3. What is a human being? (Humanity)
Humanity, in Native American religious thought, is simply one part of the web of life. Humans are not believed to be superior to any other life form since all are vitally connected. The role of humanity is to protect and support the spirits in their environment.

4. What happens to a person at death? (Death)
Most traditional tribal beliefs assert the immortality of the human soul and an afterlife. The primary image of this afterlife portrays a situation where there is an abundance of good things which make earthly life secure and pleasant. It is difficult to be much more specific than that. In general, there is no single belief about life after death that covers all tribal beliefs. Some believe in a form of reincarnation where a person is reborn as either a human or animal. Others believe that humans return as ghosts or that people go to another world. In general, though, there is the idea that the person who dies will remain a part of the relationship between the material and spiritual world, just from a different position.

5. Why is it possible to know anything at all? (Knowledge)
In Native American religious thought, knowledge tends to be processed in the form of stories. These stories are about the lives of ancestors, animals or spirit beings. As such, knowledge is not so much expressed in the form of propositional statements but in the themes told in the stories. The stories do, however, express what is known about the world and the consequences of actions. In this worldview paradigm, there is no particular explanation as to why knowledge exists in humans, it is simply the way things are.

6. How do we know what is right and wrong? (Morality)
Moral knowledge, in Native American religions, is known and passed on from generation to generation by stories about the ancestors and the spirit beings.
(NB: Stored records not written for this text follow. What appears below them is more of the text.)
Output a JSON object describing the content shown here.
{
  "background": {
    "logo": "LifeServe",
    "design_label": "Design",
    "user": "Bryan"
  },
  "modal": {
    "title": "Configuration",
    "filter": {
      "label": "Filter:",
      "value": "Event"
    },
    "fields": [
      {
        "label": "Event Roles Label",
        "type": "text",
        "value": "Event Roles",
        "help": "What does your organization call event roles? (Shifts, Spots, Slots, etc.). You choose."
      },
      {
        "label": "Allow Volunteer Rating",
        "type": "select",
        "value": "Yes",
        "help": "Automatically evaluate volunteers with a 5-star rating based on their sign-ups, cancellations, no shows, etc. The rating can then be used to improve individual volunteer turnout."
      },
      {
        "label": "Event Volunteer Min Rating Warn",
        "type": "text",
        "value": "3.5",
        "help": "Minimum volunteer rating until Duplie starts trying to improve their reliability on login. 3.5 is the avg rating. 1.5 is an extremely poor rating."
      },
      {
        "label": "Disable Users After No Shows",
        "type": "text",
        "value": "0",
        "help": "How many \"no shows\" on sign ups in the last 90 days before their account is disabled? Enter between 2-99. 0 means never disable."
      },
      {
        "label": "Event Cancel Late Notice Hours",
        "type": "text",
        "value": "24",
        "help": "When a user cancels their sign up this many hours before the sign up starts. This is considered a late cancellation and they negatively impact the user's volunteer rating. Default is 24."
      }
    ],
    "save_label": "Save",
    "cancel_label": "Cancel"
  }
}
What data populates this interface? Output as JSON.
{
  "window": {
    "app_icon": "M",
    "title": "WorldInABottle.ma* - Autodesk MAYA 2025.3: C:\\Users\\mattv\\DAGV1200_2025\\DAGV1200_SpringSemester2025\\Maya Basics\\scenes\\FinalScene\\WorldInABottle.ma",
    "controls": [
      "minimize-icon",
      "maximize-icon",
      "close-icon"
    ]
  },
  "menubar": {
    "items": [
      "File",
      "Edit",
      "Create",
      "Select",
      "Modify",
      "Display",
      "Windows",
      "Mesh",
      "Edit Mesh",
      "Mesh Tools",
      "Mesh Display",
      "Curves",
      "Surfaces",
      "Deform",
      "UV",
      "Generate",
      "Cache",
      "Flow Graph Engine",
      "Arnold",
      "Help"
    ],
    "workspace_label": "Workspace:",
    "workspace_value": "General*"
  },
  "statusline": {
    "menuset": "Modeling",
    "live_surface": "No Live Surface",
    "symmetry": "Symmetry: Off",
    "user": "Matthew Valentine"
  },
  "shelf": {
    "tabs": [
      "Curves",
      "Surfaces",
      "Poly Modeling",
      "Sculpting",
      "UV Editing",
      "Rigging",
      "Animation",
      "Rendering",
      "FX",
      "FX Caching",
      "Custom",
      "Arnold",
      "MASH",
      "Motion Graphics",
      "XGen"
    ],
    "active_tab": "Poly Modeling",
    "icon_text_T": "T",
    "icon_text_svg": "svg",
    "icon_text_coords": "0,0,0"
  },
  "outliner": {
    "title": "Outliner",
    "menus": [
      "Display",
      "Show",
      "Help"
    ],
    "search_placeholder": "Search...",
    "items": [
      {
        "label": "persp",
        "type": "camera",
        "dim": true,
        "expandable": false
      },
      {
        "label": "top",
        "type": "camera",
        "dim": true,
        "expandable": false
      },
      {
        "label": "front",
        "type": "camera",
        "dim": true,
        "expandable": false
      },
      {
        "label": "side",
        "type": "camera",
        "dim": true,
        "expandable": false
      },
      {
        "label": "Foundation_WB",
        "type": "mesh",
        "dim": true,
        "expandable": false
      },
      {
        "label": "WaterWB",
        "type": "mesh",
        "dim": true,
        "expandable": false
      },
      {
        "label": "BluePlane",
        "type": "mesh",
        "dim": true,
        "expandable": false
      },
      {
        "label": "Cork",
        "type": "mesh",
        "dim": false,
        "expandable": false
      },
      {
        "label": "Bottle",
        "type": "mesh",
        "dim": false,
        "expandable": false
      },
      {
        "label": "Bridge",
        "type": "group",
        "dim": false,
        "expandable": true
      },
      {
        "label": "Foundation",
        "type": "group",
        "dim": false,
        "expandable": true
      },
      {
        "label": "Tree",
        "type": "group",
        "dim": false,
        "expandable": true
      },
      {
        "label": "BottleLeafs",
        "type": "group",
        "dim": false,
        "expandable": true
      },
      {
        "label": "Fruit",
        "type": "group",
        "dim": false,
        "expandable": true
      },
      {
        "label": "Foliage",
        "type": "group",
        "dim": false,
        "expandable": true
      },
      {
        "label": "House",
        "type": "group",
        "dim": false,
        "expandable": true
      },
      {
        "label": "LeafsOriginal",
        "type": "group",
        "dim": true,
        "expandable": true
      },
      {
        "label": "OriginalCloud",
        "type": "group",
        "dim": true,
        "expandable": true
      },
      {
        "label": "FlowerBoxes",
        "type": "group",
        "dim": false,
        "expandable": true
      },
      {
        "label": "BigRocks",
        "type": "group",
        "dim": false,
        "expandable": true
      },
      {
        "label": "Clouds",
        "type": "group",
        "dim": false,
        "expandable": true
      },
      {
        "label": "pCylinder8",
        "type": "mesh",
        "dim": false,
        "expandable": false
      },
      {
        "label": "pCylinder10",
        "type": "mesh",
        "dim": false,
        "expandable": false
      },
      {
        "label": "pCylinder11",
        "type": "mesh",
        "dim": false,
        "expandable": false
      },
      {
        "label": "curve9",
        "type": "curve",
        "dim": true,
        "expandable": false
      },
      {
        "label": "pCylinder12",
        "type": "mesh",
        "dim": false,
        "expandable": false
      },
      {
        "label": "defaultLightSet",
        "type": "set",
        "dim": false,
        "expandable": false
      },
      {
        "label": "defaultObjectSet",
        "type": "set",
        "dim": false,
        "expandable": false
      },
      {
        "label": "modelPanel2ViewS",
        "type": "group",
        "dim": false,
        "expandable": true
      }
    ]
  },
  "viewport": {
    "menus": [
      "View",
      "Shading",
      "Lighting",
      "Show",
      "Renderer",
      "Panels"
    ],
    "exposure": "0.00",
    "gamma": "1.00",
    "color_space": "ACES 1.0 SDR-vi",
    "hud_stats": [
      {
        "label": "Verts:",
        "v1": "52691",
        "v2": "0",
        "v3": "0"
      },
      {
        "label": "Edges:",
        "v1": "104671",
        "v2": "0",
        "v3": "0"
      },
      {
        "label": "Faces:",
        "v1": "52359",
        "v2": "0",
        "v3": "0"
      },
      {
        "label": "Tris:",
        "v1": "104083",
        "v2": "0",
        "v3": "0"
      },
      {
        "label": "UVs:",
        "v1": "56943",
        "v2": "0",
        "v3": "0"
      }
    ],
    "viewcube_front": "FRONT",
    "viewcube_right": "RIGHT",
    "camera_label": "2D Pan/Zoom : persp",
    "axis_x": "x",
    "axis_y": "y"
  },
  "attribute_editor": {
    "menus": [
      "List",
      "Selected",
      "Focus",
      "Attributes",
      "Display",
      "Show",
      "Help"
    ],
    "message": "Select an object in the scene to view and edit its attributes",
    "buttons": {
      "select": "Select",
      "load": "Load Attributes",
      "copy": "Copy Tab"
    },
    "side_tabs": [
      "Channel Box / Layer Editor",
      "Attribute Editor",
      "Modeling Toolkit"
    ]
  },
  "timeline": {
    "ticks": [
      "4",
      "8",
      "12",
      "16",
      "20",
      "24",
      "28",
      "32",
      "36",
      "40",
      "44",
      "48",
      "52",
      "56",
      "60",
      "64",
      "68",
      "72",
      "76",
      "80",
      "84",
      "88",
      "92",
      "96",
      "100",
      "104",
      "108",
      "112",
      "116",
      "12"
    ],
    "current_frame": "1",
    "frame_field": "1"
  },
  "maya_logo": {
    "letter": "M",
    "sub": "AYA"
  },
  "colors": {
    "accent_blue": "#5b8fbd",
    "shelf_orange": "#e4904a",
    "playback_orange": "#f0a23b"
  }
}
7. What is the meaning of human history? (History)
Native American religious tradition conceives of history as linear in the present material world, but without transcendent meaning. However, some traditions believe it is possible for a person’s life force to recycle back into another life at a future time.

There are no scriptures, as such, that Native American religions look to as divine sources of authority. There have been spiritual stories which have been written down and these have helped preserve some of the ancient beliefs. That being said, these are not considered to be sacred scripture. An understanding of the things of God are primarily passed down from generation to generation as oral tradition in the form of stories, legends and the teachings of the elders.

Evidence for the Authority
Since there is no objective source of authority in Native American religious tradition, evaluations of the validity of any religious practice has to be made on the basis of each individual system. That being said, the understanding of reality portrayed in virtually all systems is based on subjective perceptions and traditions that have been passed down through the generations. There is no concrete evidence to support the validity of any of the religious beliefs of Native American religions.

The various Native American belief systems don’t all have the same particulars, but they all fall squarely into the category of Animistic beliefs. They all understand reality to consist of a symbiotically connected spiritual and material world.

There is no evidence to back up the validity of any Animistic belief system, including all of the Native American religions. The only evidence consists of anecdotal stories which are, themselves, dependant on the presuppositions of the Animistic worldview. On the other side, there are considerable issues which point to a discrepancy between the beliefs of Native American religions and the way human beings actually experience life. Grasping a basic knowledge of these beliefs should be useful in helping you share the love of Christ with those who come from Animistic belief traditions.

© 2011 Freddy Davis